Urban Planner is Torontoist’s guide to what’s on in Toronto, published every weekday morning, and in a weekend edition Friday afternoons. If you have an event you’d like considered, email all of its details—as well as images, if you’ve got any—to [email protected].
John Southworth, Sarah Slean, Andy Maize, and a number of other artists reimagine the Beatles tonight in the Art of Time Ensemble’s Abbey Road. Photo by John Lauener.
Tonight, John Stackhouse discusses the new Globe, top Canadian musicians recreate Abbey Road, Robert Lepage’s The Andersen Project sees its Toronto premiere, and the 7*a11d Festival celebrates performance art.
TALK: Earlier this month, The Globe and Mail debuted its much-hyped redesign, boasting shiny paper, a compact format, and a flashy new website. The results have been polarizing, but the change is a tactical move by Globe Editor-in-Chief John Stackhouse, who has his own ideas for the paper’s success in a web-dominated world. Tonight, in a discussion sponsored by the Canadian Journalism Foundation, Stackhouse speaks to CBC Radio producer Ira Basen about the “strategic generation” and his plan for the Globe‘s survival in the digital era. Innis Town Hall (2 Sussex Avenue), 6:30 p.m., $15, students FREE.
MUSIC: The Art of Time Ensemble is known for its ability to reimagine classical pieces of music and literature, and in September 2009, they took on Abbey Road, the Beatles’ last recorded album. An encore presentation of last year’s sold-out show will take place tonight, featuring performances from Steven Page, Sarah Slean, Alejandra Ribera, Kevin Hearn, John Southworth, Andy Maize, and Martin Tielli as they put their own twists on classic tunes like “Something,” “Here Comes the Sun,” and “Come Together.” Like last year’s show, the event has sold out, but rush tickets will be available starting at 6:30 p.m., so arrive early. Koerner Hall (273 Bloor Street West), 8 p.m., $30–$75, $10/rush tickets.

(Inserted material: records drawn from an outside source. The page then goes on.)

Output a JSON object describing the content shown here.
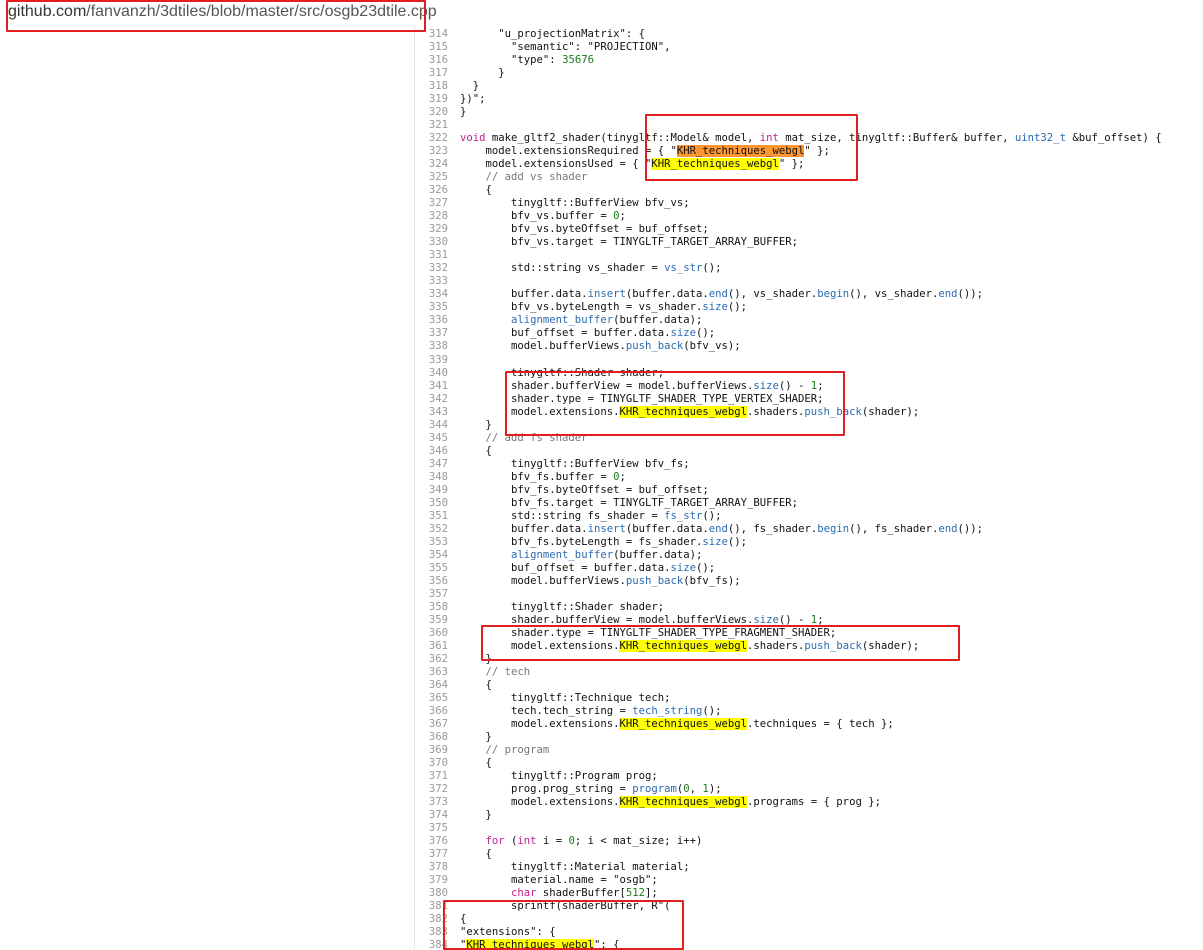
{
  "address_bar": {
    "url_host": "github.com",
    "url_path": "/fanvanzh/3dtiles/blob/master/src/osgb23dtile.cpp"
  },
  "code": {
    "lines": [
      {
        "n": "314",
        "t": "      \"u_projectionMatrix\": {"
      },
      {
        "n": "315",
        "t": "        \"semantic\": \"PROJECTION\","
      },
      {
        "n": "316",
        "t": "        \"type\": 35676"
      },
      {
        "n": "317",
        "t": "      }"
      },
      {
        "n": "318",
        "t": "  }"
      },
      {
        "n": "319",
        "t": "})\";"
      },
      {
        "n": "320",
        "t": "}"
      },
      {
        "n": "321",
        "t": ""
      },
      {
        "n": "322",
        "t": "void make_gltf2_shader(tinygltf::Model& model, int mat_size, tinygltf::Buffer& buffer, uint32_t &buf_offset) {"
      },
      {
        "n": "323",
        "t": "    model.extensionsRequired = { \"KHR_techniques_webgl\" };"
      },
      {
        "n": "324",
        "t": "    model.extensionsUsed = { \"KHR_techniques_webgl\" };"
      },
      {
        "n": "325",
        "t": "    // add vs shader"
      },
      {
        "n": "326",
        "t": "    {"
      },
      {
        "n": "327",
        "t": "        tinygltf::BufferView bfv_vs;"
      },
      {
        "n": "328",
        "t": "        bfv_vs.buffer = 0;"
      },
      {
        "n": "329",
        "t": "        bfv_vs.byteOffset = buf_offset;"
      },
      {
        "n": "330",
        "t": "        bfv_vs.target = TINYGLTF_TARGET_ARRAY_BUFFER;"
      },
      {
        "n": "331",
        "t": ""
      },
      {
        "n": "332",
        "t": "        std::string vs_shader = vs_str();"
      },
      {
        "n": "333",
        "t": ""
      },
      {
        "n": "334",
        "t": "        buffer.data.insert(buffer.data.end(), vs_shader.begin(), vs_shader.end());"
      },
      {
        "n": "335",
        "t": "        bfv_vs.byteLength = vs_shader.size();"
      },
      {
        "n": "336",
        "t": "        alignment_buffer(buffer.data);"
      },
      {
        "n": "337",
        "t": "        buf_offset = buffer.data.size();"
      },
      {
        "n": "338",
        "t": "        model.bufferViews.push_back(bfv_vs);"
      },
      {
        "n": "339",
        "t": ""
      },
      {
        "n": "340",
        "t": "        tinygltf::Shader shader;"
      },
      {
        "n": "341",
        "t": "        shader.bufferView = model.bufferViews.size() - 1;"
      },
      {
        "n": "342",
        "t": "        shader.type = TINYGLTF_SHADER_TYPE_VERTEX_SHADER;"
      },
      {
        "n": "343",
        "t": "        model.extensions.KHR_techniques_webgl.shaders.push_back(shader);"
      },
      {
        "n": "344",
        "t": "    }"
      },
      {
        "n": "345",
        "t": "    // add fs shader"
      },
      {
        "n": "346",
        "t": "    {"
      },
      {
        "n": "347",
        "t": "        tinygltf::BufferView bfv_fs;"
      },
      {
        "n": "348",
        "t": "        bfv_fs.buffer = 0;"
      },
      {
        "n": "349",
        "t": "        bfv_fs.byteOffset = buf_offset;"
      },
      {
        "n": "350",
        "t": "        bfv_fs.target = TINYGLTF_TARGET_ARRAY_BUFFER;"
      },
      {
        "n": "351",
        "t": "        std::string fs_shader = fs_str();"
      },
      {
        "n": "352",
        "t": "        buffer.data.insert(buffer.data.end(), fs_shader.begin(), fs_shader.end());"
      },
      {
        "n": "353",
        "t": "        bfv_fs.byteLength = fs_shader.size();"
      },
      {
        "n": "354",
        "t": "        alignment_buffer(buffer.data);"
      },
      {
        "n": "355",
        "t": "        buf_offset = buffer.data.size();"
      },
      {
        "n": "356",
        "t": "        model.bufferViews.push_back(bfv_fs);"
      },
      {
        "n": "357",
        "t": ""
      },
      {
        "n": "358",
        "t": "        tinygltf::Shader shader;"
      },
      {
        "n": "359",
        "t": "        shader.bufferView = model.bufferViews.size() - 1;"
      },
      {
        "n": "360",
        "t": "        shader.type = TINYGLTF_SHADER_TYPE_FRAGMENT_SHADER;"
      },
      {
        "n": "361",
        "t": "        model.extensions.KHR_techniques_webgl.shaders.push_back(shader);"
      },
      {
        "n": "362",
        "t": "    }"
      },
      {
        "n": "363",
        "t": "    // tech"
      },
      {
        "n": "364",
        "t": "    {"
      },
      {
        "n": "365",
        "t": "        tinygltf::Technique tech;"
      },
      {
        "n": "366",
        "t": "        tech.tech_string = tech_string();"
      },
      {
        "n": "367",
        "t": "        model.extensions.KHR_techniques_webgl.techniques = { tech };"
      },
      {
        "n": "368",
        "t": "    }"
      },
      {
        "n": "369",
        "t": "    // program"
      },
      {
        "n": "370",
        "t": "    {"
      },
      {
        "n": "371",
        "t": "        tinygltf::Program prog;"
      },
      {
        "n": "372",
        "t": "        prog.prog_string = program(0, 1);"
      },
      {
        "n": "373",
        "t": "        model.extensions.KHR_techniques_webgl.programs = { prog };"
      },
      {
        "n": "374",
        "t": "    }"
      },
      {
        "n": "375",
        "t": ""
      },
      {
        "n": "376",
        "t": "    for (int i = 0; i < mat_size; i++)"
      },
      {
        "n": "377",
        "t": "    {"
      },
      {
        "n": "378",
        "t": "        tinygltf::Material material;"
      },
      {
        "n": "379",
        "t": "        material.name = \"osgb\";"
      },
      {
        "n": "380",
        "t": "        char shaderBuffer[512];"
      },
      {
        "n": "381",
        "t": "        sprintf(shaderBuffer, R\"("
      },
      {
        "n": "382",
        "t": "{"
      },
      {
        "n": "383",
        "t": "\"extensions\": {"
      },
      {
        "n": "384",
        "t": "\"KHR_techniques_webgl\": {"
      }
    ]
  },
  "highlight_term": "KHR_techniques_webgl",
  "colors": {
    "highlight": "#ffff00",
    "highlight_current": "#ff9632",
    "annotation_box": "#e02020"
  }
}
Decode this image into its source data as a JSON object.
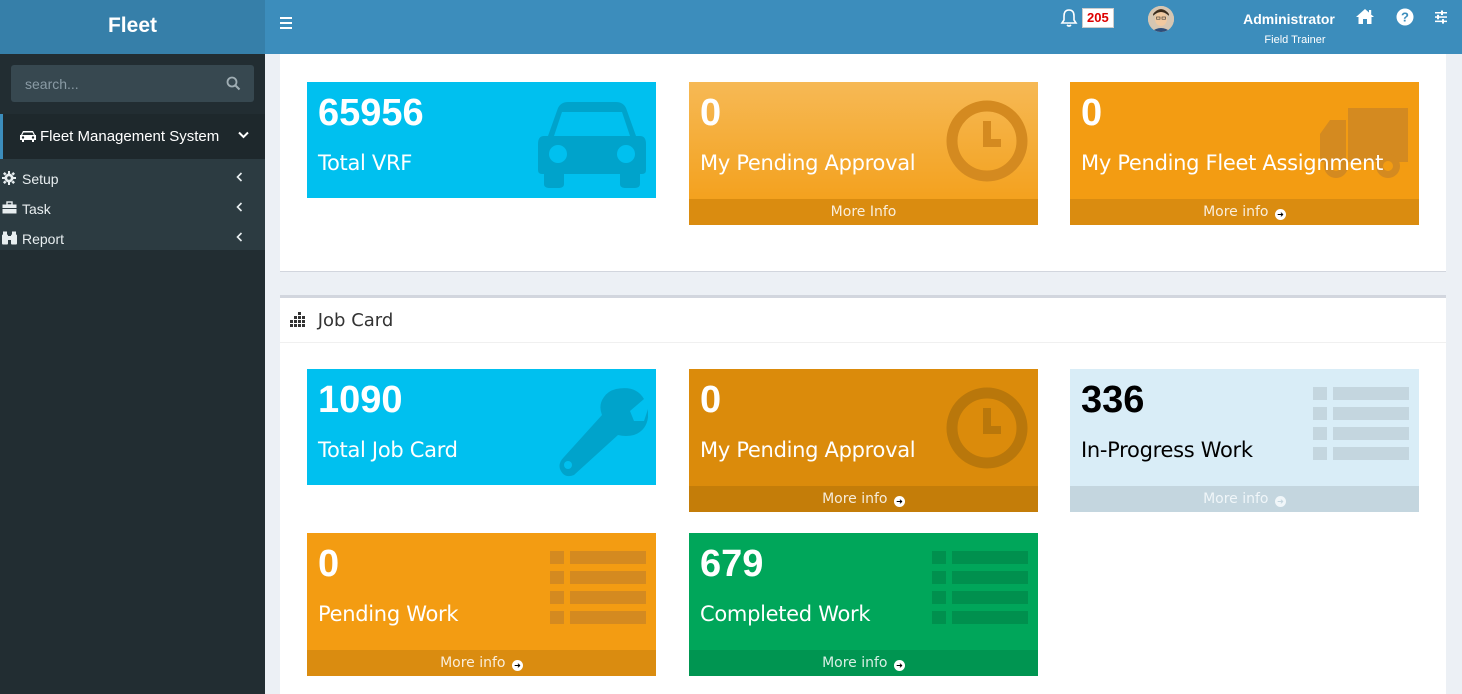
{
  "app": {
    "title": "Fleet"
  },
  "header": {
    "notifications_count": "205",
    "user_name": "Administrator",
    "user_role": "Field Trainer"
  },
  "sidebar": {
    "search_placeholder": "search...",
    "main_menu": "Fleet Management System",
    "items": [
      {
        "label": "Setup",
        "icon": "gear-icon"
      },
      {
        "label": "Task",
        "icon": "briefcase-icon"
      },
      {
        "label": "Report",
        "icon": "binoculars-icon"
      }
    ]
  },
  "vrf": {
    "tiles": [
      {
        "value": "65956",
        "label": "Total VRF",
        "footer": "",
        "icon": "car-icon",
        "color": "#00c0ef"
      },
      {
        "value": "0",
        "label": "My Pending Approval",
        "footer": "More Info",
        "icon": "clock-icon",
        "color": "#f39c12"
      },
      {
        "value": "0",
        "label": "My Pending Fleet Assignment",
        "footer": "More info",
        "icon": "truck-icon",
        "color": "#f39c12"
      }
    ]
  },
  "job_card": {
    "title": "Job Card",
    "tiles": [
      {
        "value": "1090",
        "label": "Total Job Card",
        "footer": "",
        "icon": "wrench-icon",
        "color": "#00c0ef"
      },
      {
        "value": "0",
        "label": "My Pending Approval",
        "footer": "More info",
        "icon": "clock-icon",
        "color": "#db8b0b"
      },
      {
        "value": "336",
        "label": "In-Progress Work",
        "footer": "More info",
        "icon": "list-icon",
        "color": "#d9edf7"
      },
      {
        "value": "0",
        "label": "Pending Work",
        "footer": "More info",
        "icon": "list-icon",
        "color": "#f39c12"
      },
      {
        "value": "679",
        "label": "Completed Work",
        "footer": "More info",
        "icon": "list-icon",
        "color": "#00a65a"
      }
    ]
  }
}
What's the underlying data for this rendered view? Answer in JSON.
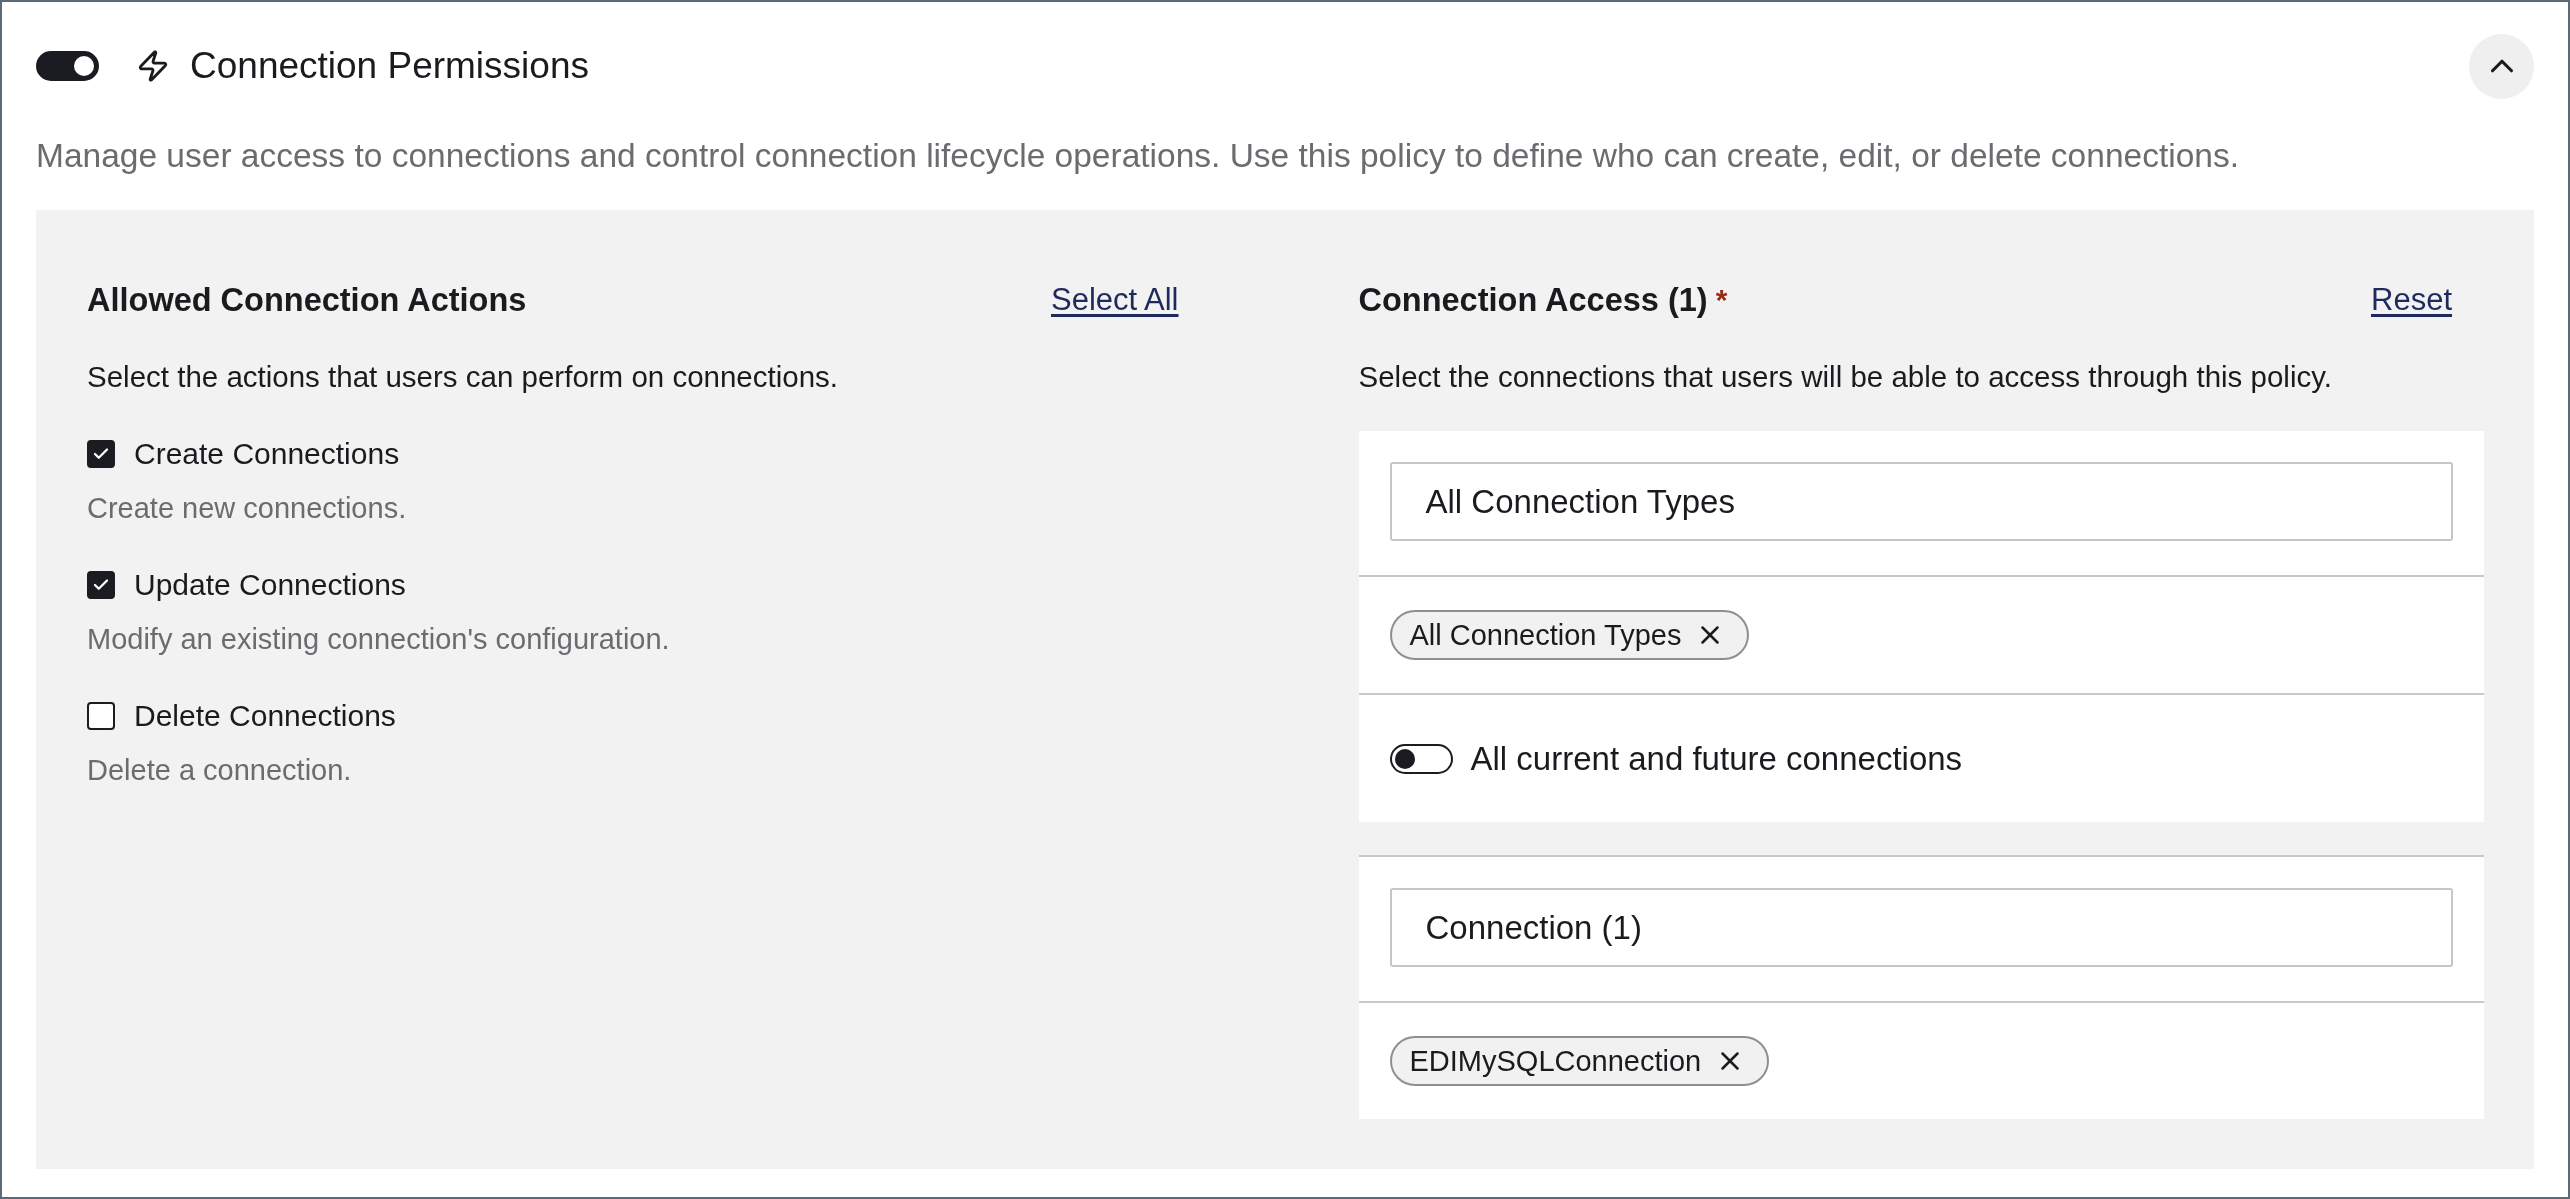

THEATRE: Robert Lepage is one of Canada’s most innovative writer-directors for the stage, responsible for cutting-edge theatre like The Nightingale and Other Short Fables for the Canadian Opera Company and a new production of Richard Wagner’s Ring cycle for the Metropolitan Opera in New York. Beginning tonight, CanStage will present the Toronto premiere of The Andersen Project, a multimedia spectacle written and directed by Lepage. The play tells the story of a Quebecois songwriter who finds self-awareness and inspiration when he is commissioned to adapt an opera from one of Hans Christian Andersen‘s fairy tales. The production, which runs until October 30, stars Yves Jacques, known for his roles in The Barbarian Invasions and Lepage’s The Far Side of the Moon. Bluma Appel Theatre (27 Front Street East), 8 p.m., $20–$92.
PERFORMANCE: 7a*11d, Toronto’s international festival of performance art, returns from tonight until October 31 with an exciting roster of performance artists from across the country and the world. This year, the festival has added Performance Art Daily, a series of daily lectures in which participating artists talk about their work, practices, and the cultures of performance art in their homelands. Tonight’s opening reception features performances from Toronto’s Jocelyn and Natalyn Tremblay, Mexico’s Pancho López, Germany’s Helge Meyer, and Norway’s Stein Henningsen. Mercer Union (1286 Bloor Street West), 8 p.m., $10 or PWYC.